This is a subject that has been rearing it's ugly head more and more over the last few months. We have found that a number of manufacturers are using the downstream oxygen sensors as part of their air/fuel ratio calculations. Manufacturers that have documented this are: Dodge/Chrysler, Jeep and Honda, but this is not intended to be a complete list. The vehicles we have seen where this has been done have been model year 2001 and forward.
We actually don't know how wide spread this practice is. However, once we started treating downstream sensors on models that we knew about, we've now found that many other vehicles that are not documented are also using down stream sensors. Ford "F" Series pickups are known to do this without documenting it, and we're now finding at least some Ford cars are following suit. There are many other vehicles, that while they don't use the rear sensors for air/fuel calculations, they still monitor the health of the upstream sensors, and if they are not both treated can cause mysterious engine trouble lights or cause the upstream sensors to not be used.

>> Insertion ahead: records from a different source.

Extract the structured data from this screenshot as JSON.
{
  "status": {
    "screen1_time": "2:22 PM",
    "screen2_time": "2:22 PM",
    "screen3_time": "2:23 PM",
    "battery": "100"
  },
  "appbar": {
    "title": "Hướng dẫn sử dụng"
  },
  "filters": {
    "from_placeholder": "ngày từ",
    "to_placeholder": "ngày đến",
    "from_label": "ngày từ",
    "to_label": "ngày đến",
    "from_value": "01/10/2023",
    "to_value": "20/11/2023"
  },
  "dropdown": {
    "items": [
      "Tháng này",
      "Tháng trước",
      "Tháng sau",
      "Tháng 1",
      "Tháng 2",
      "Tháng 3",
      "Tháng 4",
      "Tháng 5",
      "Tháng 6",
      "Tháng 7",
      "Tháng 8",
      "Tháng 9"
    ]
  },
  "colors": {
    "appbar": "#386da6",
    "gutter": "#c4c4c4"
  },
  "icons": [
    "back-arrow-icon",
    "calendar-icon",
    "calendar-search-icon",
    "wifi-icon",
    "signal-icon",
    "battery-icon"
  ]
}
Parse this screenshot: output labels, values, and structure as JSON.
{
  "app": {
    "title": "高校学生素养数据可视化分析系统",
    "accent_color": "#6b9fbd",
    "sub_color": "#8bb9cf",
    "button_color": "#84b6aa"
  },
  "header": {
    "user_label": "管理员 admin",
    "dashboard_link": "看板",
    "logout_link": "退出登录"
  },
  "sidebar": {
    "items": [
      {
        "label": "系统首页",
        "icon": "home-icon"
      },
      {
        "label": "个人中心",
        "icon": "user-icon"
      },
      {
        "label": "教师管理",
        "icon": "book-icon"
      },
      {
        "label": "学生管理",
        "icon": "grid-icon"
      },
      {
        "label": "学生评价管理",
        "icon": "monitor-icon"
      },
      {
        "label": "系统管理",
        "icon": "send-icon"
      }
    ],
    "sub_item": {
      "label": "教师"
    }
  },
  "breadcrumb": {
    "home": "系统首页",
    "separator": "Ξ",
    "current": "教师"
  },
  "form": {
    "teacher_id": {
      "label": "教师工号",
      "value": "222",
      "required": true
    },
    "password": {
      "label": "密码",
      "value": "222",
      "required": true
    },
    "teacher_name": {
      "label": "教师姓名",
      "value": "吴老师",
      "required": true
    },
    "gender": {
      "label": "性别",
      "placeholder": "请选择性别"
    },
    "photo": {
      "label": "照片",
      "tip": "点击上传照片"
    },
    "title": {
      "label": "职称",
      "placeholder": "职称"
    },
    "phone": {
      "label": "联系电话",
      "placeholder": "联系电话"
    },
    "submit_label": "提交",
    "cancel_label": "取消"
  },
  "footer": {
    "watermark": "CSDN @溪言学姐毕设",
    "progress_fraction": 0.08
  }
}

Due to this situation Fuel Savers have created the world's first quad EFIE. That is a device that has 4 separate EFIE circuits and will treat 4 oxygen sensors. You can find it here:
Which EFIE Do I Need?
Quad Digital EFIE Basic. Categories -- Digital Narrow Band EFIE
Fuel Savers designed this so we have a product that we can offer that economically treats all of the vehicle's sensors. It has 2 digital EFIEs for treating 2 upstream sensors and 2 analog EFIEs for treating the downstream sensors. We recommend this for about 90% of the time when people call in to our office looking for a recommendation, with the rest being wide band applications.
Which EFIE Do I Need?